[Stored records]
########
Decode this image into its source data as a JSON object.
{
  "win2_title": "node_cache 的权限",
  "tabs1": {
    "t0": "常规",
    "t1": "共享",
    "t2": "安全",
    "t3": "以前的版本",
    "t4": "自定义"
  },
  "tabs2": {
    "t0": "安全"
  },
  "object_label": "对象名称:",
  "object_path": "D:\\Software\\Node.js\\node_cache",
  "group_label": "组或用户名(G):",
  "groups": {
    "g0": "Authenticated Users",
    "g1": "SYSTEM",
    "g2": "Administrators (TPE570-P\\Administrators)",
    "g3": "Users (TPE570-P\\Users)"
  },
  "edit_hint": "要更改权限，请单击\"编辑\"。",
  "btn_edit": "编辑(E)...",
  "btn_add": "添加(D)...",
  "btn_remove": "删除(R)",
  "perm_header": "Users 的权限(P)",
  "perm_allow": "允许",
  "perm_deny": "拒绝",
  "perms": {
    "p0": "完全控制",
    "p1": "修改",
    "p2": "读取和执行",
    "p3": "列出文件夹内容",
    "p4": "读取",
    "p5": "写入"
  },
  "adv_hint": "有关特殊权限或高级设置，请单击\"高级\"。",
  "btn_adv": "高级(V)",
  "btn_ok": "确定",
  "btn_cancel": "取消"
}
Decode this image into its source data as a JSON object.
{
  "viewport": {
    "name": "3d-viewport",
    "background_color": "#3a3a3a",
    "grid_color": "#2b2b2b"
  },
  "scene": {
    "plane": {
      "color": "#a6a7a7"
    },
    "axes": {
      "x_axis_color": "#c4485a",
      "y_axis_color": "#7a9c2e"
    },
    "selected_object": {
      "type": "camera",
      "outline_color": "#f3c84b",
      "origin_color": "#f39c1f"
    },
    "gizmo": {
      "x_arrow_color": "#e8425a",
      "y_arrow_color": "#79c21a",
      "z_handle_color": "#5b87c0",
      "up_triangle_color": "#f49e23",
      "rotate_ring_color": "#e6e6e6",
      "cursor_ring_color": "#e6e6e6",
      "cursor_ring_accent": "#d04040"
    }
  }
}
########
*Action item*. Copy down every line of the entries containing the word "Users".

*Task output*.
    "g0": "Authenticated Users",
    "g3": "Users (TPE570-P\\Users)"
  "perm_header": "Users 的权限(P)",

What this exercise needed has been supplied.